**TASK TO COMPLETE**: Report all lines in the records that hold the string "this".
WORKING DATA START
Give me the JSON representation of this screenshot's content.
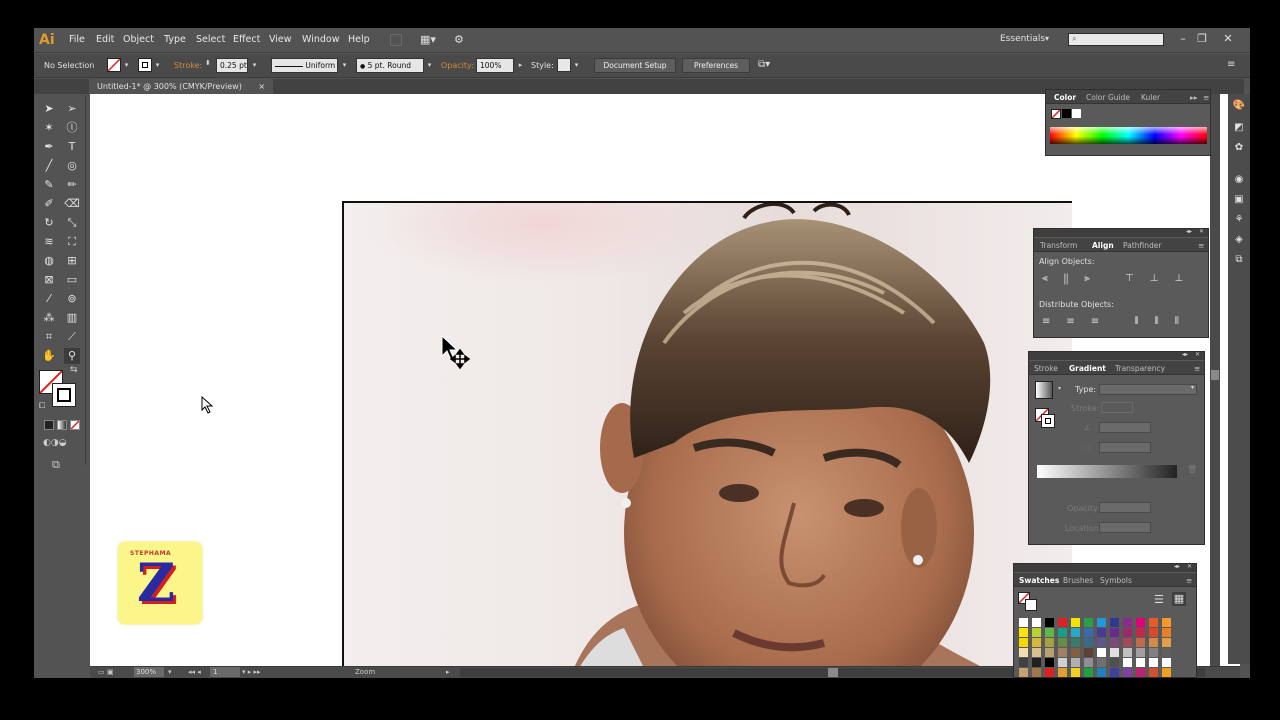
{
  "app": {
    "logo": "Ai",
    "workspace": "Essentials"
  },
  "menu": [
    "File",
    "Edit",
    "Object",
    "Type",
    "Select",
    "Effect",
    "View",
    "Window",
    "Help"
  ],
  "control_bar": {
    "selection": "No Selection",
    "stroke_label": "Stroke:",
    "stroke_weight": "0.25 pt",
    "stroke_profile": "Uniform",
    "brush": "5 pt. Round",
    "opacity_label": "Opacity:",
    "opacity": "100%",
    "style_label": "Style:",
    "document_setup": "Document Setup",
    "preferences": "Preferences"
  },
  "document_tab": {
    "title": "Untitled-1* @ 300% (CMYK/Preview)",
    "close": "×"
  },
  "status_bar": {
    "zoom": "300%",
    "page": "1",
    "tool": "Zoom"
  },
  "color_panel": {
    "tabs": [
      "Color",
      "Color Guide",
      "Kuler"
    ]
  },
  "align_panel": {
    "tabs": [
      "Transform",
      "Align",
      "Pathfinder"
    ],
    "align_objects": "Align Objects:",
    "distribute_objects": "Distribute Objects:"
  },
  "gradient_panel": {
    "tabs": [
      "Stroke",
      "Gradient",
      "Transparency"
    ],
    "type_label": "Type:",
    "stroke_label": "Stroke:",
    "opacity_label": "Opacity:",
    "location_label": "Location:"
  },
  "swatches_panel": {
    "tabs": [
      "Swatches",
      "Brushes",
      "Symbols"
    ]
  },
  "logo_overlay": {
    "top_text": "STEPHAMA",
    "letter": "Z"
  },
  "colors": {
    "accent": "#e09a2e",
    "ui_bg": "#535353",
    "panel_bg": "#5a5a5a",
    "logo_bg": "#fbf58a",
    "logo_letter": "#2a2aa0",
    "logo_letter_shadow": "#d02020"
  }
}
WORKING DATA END
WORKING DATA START
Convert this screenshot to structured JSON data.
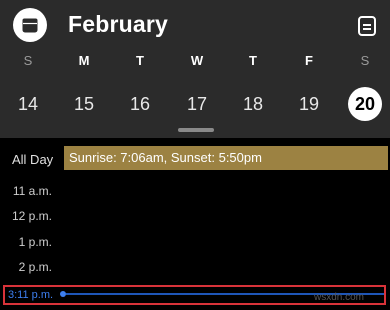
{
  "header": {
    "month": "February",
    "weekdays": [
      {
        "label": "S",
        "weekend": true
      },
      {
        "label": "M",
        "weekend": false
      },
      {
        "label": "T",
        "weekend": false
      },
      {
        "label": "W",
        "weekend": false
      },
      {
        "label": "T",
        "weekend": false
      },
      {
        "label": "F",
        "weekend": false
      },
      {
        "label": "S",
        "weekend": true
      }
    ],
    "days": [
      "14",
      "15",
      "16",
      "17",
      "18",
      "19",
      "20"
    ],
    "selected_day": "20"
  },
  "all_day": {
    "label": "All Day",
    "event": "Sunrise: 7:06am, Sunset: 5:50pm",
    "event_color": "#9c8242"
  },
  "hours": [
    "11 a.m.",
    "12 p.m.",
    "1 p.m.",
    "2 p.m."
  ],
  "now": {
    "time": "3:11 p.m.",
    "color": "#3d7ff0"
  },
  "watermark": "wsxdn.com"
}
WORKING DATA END
**SOLUTION**:
Give me the JSON representation of this screenshot's content.
Convert this screenshot to structured JSON data.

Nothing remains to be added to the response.